* [TASK STATEMENT]
Could you repeat all of the entries below word for word, apart from the pictures?
== Segment start ==
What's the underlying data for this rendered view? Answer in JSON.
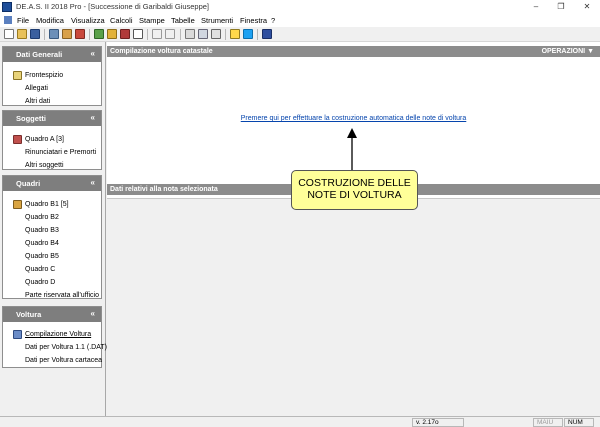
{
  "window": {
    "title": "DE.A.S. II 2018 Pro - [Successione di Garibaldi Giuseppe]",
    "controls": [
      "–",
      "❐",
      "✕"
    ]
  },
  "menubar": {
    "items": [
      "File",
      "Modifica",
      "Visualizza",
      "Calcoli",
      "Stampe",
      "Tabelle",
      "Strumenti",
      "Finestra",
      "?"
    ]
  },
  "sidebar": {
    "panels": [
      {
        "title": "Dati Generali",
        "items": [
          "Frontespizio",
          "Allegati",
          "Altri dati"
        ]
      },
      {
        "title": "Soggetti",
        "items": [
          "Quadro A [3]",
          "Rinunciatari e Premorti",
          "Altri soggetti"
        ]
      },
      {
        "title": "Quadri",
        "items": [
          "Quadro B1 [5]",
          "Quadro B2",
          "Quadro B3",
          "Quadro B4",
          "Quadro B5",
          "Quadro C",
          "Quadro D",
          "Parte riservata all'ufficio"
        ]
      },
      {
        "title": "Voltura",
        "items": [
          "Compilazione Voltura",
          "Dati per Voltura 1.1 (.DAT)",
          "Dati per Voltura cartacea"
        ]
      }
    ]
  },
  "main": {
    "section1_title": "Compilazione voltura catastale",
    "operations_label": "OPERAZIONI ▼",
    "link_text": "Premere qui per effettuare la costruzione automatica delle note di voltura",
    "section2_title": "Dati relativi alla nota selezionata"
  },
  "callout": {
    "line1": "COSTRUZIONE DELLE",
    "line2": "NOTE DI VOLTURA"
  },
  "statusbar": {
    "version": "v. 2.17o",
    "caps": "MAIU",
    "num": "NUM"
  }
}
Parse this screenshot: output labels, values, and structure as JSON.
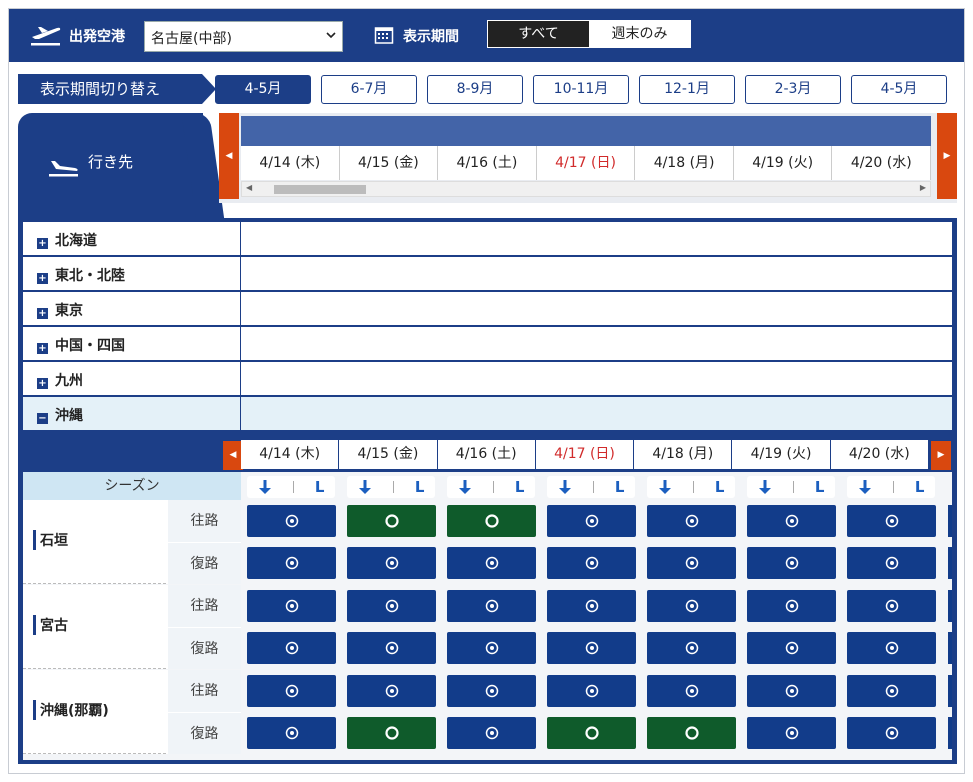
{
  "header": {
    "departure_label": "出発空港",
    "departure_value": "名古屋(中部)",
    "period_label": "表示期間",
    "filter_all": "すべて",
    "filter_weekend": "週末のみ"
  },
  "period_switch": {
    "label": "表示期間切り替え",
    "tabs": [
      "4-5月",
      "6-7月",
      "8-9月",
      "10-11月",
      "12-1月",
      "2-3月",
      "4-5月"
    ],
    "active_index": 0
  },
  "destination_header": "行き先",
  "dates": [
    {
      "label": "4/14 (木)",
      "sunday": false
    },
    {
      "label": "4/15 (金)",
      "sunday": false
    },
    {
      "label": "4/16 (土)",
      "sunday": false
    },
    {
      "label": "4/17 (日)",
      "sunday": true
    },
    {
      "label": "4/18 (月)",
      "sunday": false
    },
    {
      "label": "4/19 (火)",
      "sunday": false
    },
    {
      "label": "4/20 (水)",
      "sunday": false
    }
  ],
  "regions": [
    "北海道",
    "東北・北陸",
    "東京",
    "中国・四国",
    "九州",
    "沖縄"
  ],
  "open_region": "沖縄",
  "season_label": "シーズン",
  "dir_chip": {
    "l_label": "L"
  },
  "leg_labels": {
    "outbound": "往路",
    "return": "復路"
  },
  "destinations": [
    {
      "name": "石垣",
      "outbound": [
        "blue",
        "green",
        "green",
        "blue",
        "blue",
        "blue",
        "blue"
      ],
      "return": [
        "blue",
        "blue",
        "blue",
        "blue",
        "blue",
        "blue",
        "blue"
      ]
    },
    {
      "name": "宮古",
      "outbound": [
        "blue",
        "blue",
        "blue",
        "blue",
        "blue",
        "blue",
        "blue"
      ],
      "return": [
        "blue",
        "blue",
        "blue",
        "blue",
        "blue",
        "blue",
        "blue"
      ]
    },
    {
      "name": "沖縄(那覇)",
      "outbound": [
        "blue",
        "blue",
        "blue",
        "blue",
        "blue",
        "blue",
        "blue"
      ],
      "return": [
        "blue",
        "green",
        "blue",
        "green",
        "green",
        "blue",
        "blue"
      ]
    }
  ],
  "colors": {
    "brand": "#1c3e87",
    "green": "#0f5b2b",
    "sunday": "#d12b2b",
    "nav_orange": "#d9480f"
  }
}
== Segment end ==
* [EXERCISE SOLUTION]
What's the underlying data for this rendered view? Answer in JSON.
{
  "window": {
    "title": "DE.A.S. II 2018 Pro - [Successione di Garibaldi Giuseppe]",
    "controls": [
      "–",
      "❐",
      "✕"
    ]
  },
  "menubar": {
    "items": [
      "File",
      "Modifica",
      "Visualizza",
      "Calcoli",
      "Stampe",
      "Tabelle",
      "Strumenti",
      "Finestra",
      "?"
    ]
  },
  "sidebar": {
    "panels": [
      {
        "title": "Dati Generali",
        "items": [
          "Frontespizio",
          "Allegati",
          "Altri dati"
        ]
      },
      {
        "title": "Soggetti",
        "items": [
          "Quadro A [3]",
          "Rinunciatari e Premorti",
          "Altri soggetti"
        ]
      },
      {
        "title": "Quadri",
        "items": [
          "Quadro B1 [5]",
          "Quadro B2",
          "Quadro B3",
          "Quadro B4",
          "Quadro B5",
          "Quadro C",
          "Quadro D",
          "Parte riservata all'ufficio"
        ]
      },
      {
        "title": "Voltura",
        "items": [
          "Compilazione Voltura",
          "Dati per Voltura 1.1 (.DAT)",
          "Dati per Voltura cartacea"
        ]
      }
    ]
  },
  "main": {
    "section1_title": "Compilazione voltura catastale",
    "operations_label": "OPERAZIONI ▼",
    "link_text": "Premere qui per effettuare la costruzione automatica delle note di voltura",
    "section2_title": "Dati relativi alla nota selezionata"
  },
  "callout": {
    "line1": "COSTRUZIONE DELLE",
    "line2": "NOTE DI VOLTURA"
  },
  "statusbar": {
    "version": "v. 2.17o",
    "caps": "MAIU",
    "num": "NUM"
  }
}
Parse this screenshot: output labels, values, and structure as JSON.
{
  "header": {
    "departure_label": "出発空港",
    "departure_value": "名古屋(中部)",
    "period_label": "表示期間",
    "filter_all": "すべて",
    "filter_weekend": "週末のみ"
  },
  "period_switch": {
    "label": "表示期間切り替え",
    "tabs": [
      "4-5月",
      "6-7月",
      "8-9月",
      "10-11月",
      "12-1月",
      "2-3月",
      "4-5月"
    ],
    "active_index": 0
  },
  "destination_header": "行き先",
  "dates": [
    {
      "label": "4/14 (木)",
      "sunday": false
    },
    {
      "label": "4/15 (金)",
      "sunday": false
    },
    {
      "label": "4/16 (土)",
      "sunday": false
    },
    {
      "label": "4/17 (日)",
      "sunday": true
    },
    {
      "label": "4/18 (月)",
      "sunday": false
    },
    {
      "label": "4/19 (火)",
      "sunday": false
    },
    {
      "label": "4/20 (水)",
      "sunday": false
    }
  ],
  "regions": [
    "北海道",
    "東北・北陸",
    "東京",
    "中国・四国",
    "九州",
    "沖縄"
  ],
  "open_region": "沖縄",
  "season_label": "シーズン",
  "dir_chip": {
    "l_label": "L"
  },
  "leg_labels": {
    "outbound": "往路",
    "return": "復路"
  },
  "destinations": [
    {
      "name": "石垣",
      "outbound": [
        "blue",
        "green",
        "green",
        "blue",
        "blue",
        "blue",
        "blue"
      ],
      "return": [
        "blue",
        "blue",
        "blue",
        "blue",
        "blue",
        "blue",
        "blue"
      ]
    },
    {
      "name": "宮古",
      "outbound": [
        "blue",
        "blue",
        "blue",
        "blue",
        "blue",
        "blue",
        "blue"
      ],
      "return": [
        "blue",
        "blue",
        "blue",
        "blue",
        "blue",
        "blue",
        "blue"
      ]
    },
    {
      "name": "沖縄(那覇)",
      "outbound": [
        "blue",
        "blue",
        "blue",
        "blue",
        "blue",
        "blue",
        "blue"
      ],
      "return": [
        "blue",
        "green",
        "blue",
        "green",
        "green",
        "blue",
        "blue"
      ]
    }
  ],
  "colors": {
    "brand": "#1c3e87",
    "green": "#0f5b2b",
    "sunday": "#d12b2b",
    "nav_orange": "#d9480f"
  }
}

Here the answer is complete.